NO IMPACT: Gympie Speedway president Allan Jennings says the new complex will not impact Gympie.
NO IMPACT: Gympie Speedway president Allan Jennings says the new complex will not impact Gympie. Renee Pilcher

What does the Wide Bay sporting complex mean for Gympie?

THE $30 million Wide Bay sporting complex will not affect Gympie speedway, Gympie Speedway president Allan Jennings said yesterday.

"It will affect Maryborough speedway more than Gympie,” he said.

"There are four other speedways in the area and we work together with dates but it will come down to who runs it and if they want to work with us, but I do not think it will impact Gympie.”

The complex has been a decade long struggle for the Wide Bay Motor Complex committee and the project hit a fresh road block this week.

Committee members were left frustrated after the project was declared a "commercial entity” by the State Government and the Fraser Coast Regional Council late last year.

This is despite Motorsports Complex president Ben Collingwood saying the committee made "extensive” submissions about its commercial aspects to the Department of Natural Resources and insisting legal teams declared the project was an "acceptable” use of land.

Due to the finding, the committee is unable to develop the project any further. Mr Collingwood claims no-one from the Department has been able to give a reason for the hold-up.

He said it was "gut-wrenching” to be in this situation.

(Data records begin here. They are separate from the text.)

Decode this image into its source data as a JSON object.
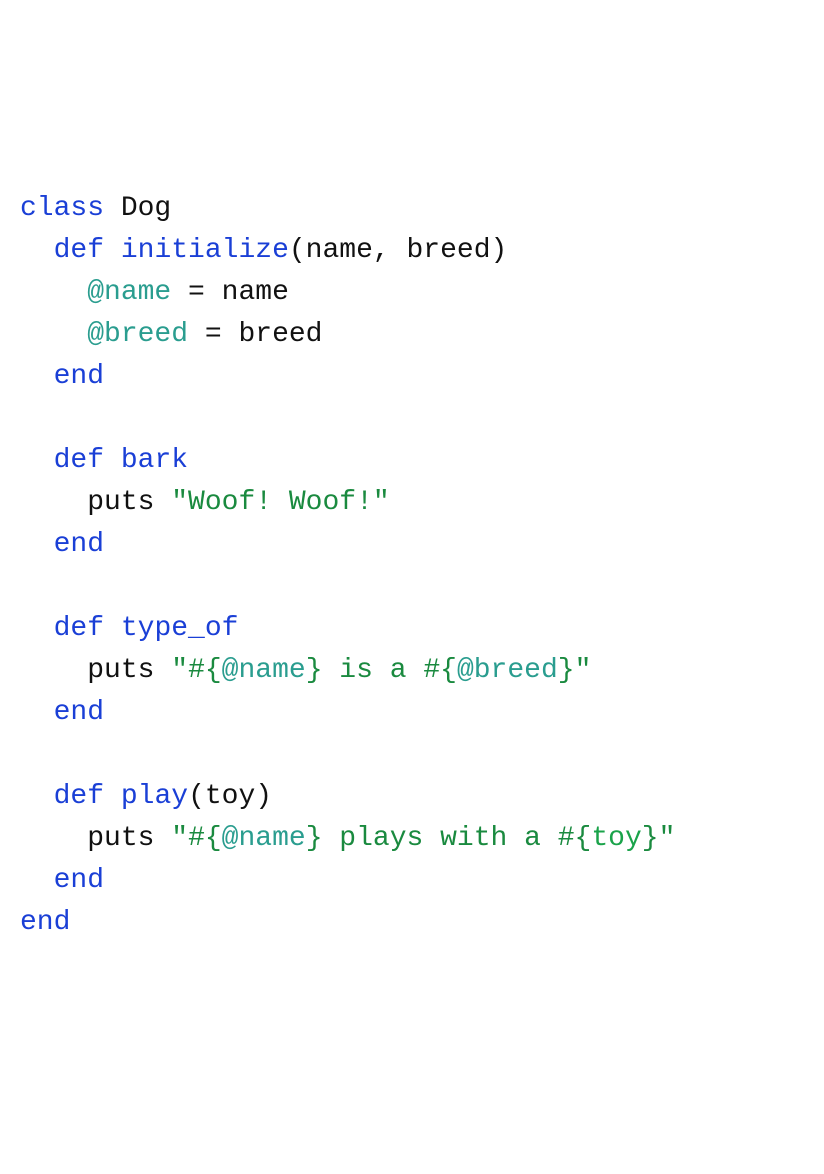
{
  "code": {
    "keywords": {
      "class": "class",
      "def": "def",
      "end": "end"
    },
    "class_name": "Dog",
    "methods": {
      "initialize": {
        "name": "initialize",
        "params": "(name, breed)",
        "body": {
          "line1_ivar": "@name",
          "line1_op": " = ",
          "line1_val": "name",
          "line2_ivar": "@breed",
          "line2_op": " = ",
          "line2_val": "breed"
        }
      },
      "bark": {
        "name": "bark",
        "body": {
          "fn": "puts",
          "str": "\"Woof! Woof!\""
        }
      },
      "type_of": {
        "name": "type_of",
        "body": {
          "fn": "puts",
          "str_q1": "\"",
          "interp1_open": "#{",
          "interp1_var": "@name",
          "interp1_close": "}",
          "str_mid": " is a ",
          "interp2_open": "#{",
          "interp2_var": "@breed",
          "interp2_close": "}",
          "str_q2": "\""
        }
      },
      "play": {
        "name": "play",
        "params": "(toy)",
        "body": {
          "fn": "puts",
          "str_q1": "\"",
          "interp1_open": "#{",
          "interp1_var": "@name",
          "interp1_close": "}",
          "str_mid": " plays with a ",
          "interp2_open": "#{",
          "interp2_var": "toy",
          "interp2_close": "}",
          "str_q2": "\""
        }
      }
    }
  }
}
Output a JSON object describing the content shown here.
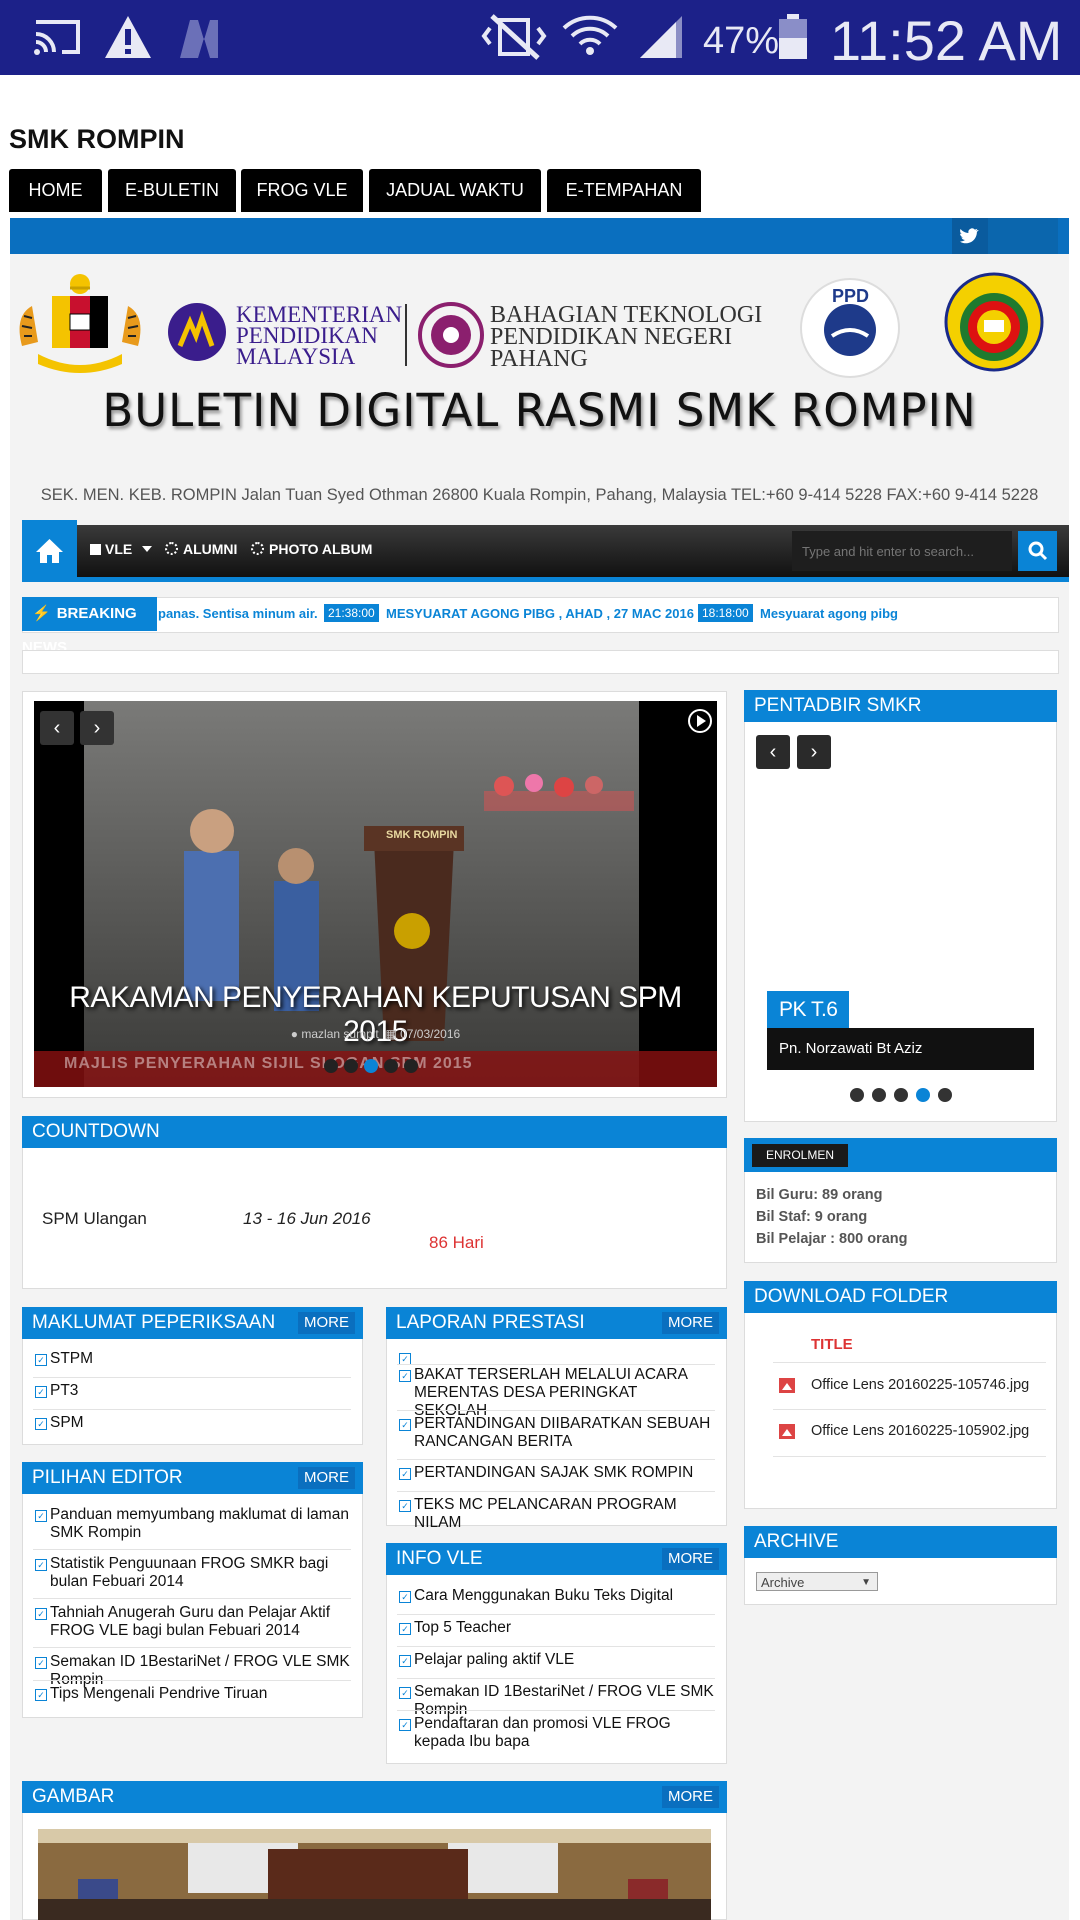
{
  "status_bar": {
    "battery": "47%",
    "time": "11:52 AM"
  },
  "site": {
    "title": "SMK ROMPIN",
    "menu": [
      "HOME",
      "E-BULETIN",
      "FROG VLE",
      "JADUAL WAKTU",
      "E-TEMPAHAN"
    ]
  },
  "banner": {
    "kpm_line1": "KEMENTERIAN",
    "kpm_line2": "PENDIDIKAN",
    "kpm_line3": "MALAYSIA",
    "btp_line1": "BAHAGIAN TEKNOLOGI",
    "btp_line2": "PENDIDIKAN NEGERI",
    "btp_line3": "PAHANG",
    "ppd": "PPD",
    "headline": "BULETIN DIGITAL RASMI SMK ROMPIN",
    "address": "SEK. MEN. KEB. ROMPIN Jalan Tuan Syed Othman 26800 Kuala Rompin, Pahang, Malaysia TEL:+60 9-414 5228 FAX:+60 9-414 5228"
  },
  "nav": {
    "items": [
      "VLE",
      "ALUMNI",
      "PHOTO ALBUM"
    ],
    "search_placeholder": "Type and hit enter to search..."
  },
  "breaking": {
    "label": "BREAKING NEWS",
    "lead": "panas. Sentisa minum air.",
    "items": [
      {
        "time": "21:38:00",
        "text": "MESYUARAT AGONG PIBG , AHAD , 27 MAC 2016"
      },
      {
        "time": "18:18:00",
        "text": "Mesyuarat agong pibg"
      }
    ]
  },
  "slider": {
    "caption": "RAKAMAN PENYERAHAN KEPUTUSAN SPM 2015",
    "author": "mazlan sumpit",
    "date": "07/03/2016",
    "ticker": "MAJLIS PENYERAHAN SIJIL SLOGAN SPM 2015",
    "podium_label": "SMK ROMPIN"
  },
  "pentadbir": {
    "title": "PENTADBIR SMKR",
    "role": "PK T.6",
    "name": "Pn. Norzawati Bt Aziz"
  },
  "countdown": {
    "title": "COUNTDOWN",
    "event": "SPM Ulangan",
    "dates": "13 - 16 Jun 2016",
    "remaining": "86 Hari"
  },
  "enrolmen": {
    "label": "ENROLMEN",
    "guru": "Bil Guru: 89 orang",
    "staf": "Bil Staf: 9 orang",
    "pelajar": "Bil Pelajar : 800 orang"
  },
  "download": {
    "title": "DOWNLOAD FOLDER",
    "col": "TITLE",
    "files": [
      "Office Lens 20160225-105746.jpg",
      "Office Lens 20160225-105902.jpg"
    ]
  },
  "archive": {
    "title": "ARCHIVE",
    "select": "Archive"
  },
  "more_label": "MORE",
  "maklumat": {
    "title": "MAKLUMAT PEPERIKSAAN",
    "items": [
      "STPM",
      "PT3",
      "SPM"
    ]
  },
  "laporan": {
    "title": "LAPORAN PRESTASI",
    "items": [
      "BAKAT TERSERLAH MELALUI ACARA MERENTAS DESA PERINGKAT SEKOLAH",
      "PERTANDINGAN DIIBARATKAN SEBUAH RANCANGAN BERITA",
      "PERTANDINGAN SAJAK SMK ROMPIN",
      "TEKS MC PELANCARAN PROGRAM NILAM"
    ]
  },
  "editor": {
    "title": "PILIHAN EDITOR",
    "items": [
      "Panduan memyumbang maklumat di laman SMK Rompin",
      "Statistik Penguunaan FROG SMKR bagi bulan Febuari 2014",
      "Tahniah Anugerah Guru dan Pelajar Aktif FROG VLE bagi bulan Febuari 2014",
      "Semakan ID 1BestariNet / FROG VLE SMK Rompin",
      "Tips Mengenali Pendrive Tiruan"
    ]
  },
  "infovle": {
    "title": "INFO VLE",
    "items": [
      "Cara Menggunakan Buku Teks Digital",
      "Top 5 Teacher",
      "Pelajar paling aktif VLE",
      "Semakan ID 1BestariNet / FROG VLE SMK Rompin",
      "Pendaftaran dan promosi VLE FROG kepada Ibu bapa"
    ]
  },
  "gambar": {
    "title": "GAMBAR"
  }
}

"It's been so bad I've considered walking away from the whole project,” Mr Collingwood said.

"It has been a frustrating couple of months, trying to stay positive and not give up. It's all come about because of different interpretations of the lease conditions.”

Mr Collingwood said he had made submissions to the council and department to find a solution to the issue.

Fraser Coast mayor George Seymour said he was trying to work with the State Government and the group to find a solution.

He said the council does not own the land.

When finished, Mr Collingwood said part of the vision was to have a circuit that would be "on par” with popular circuits in places like Winton.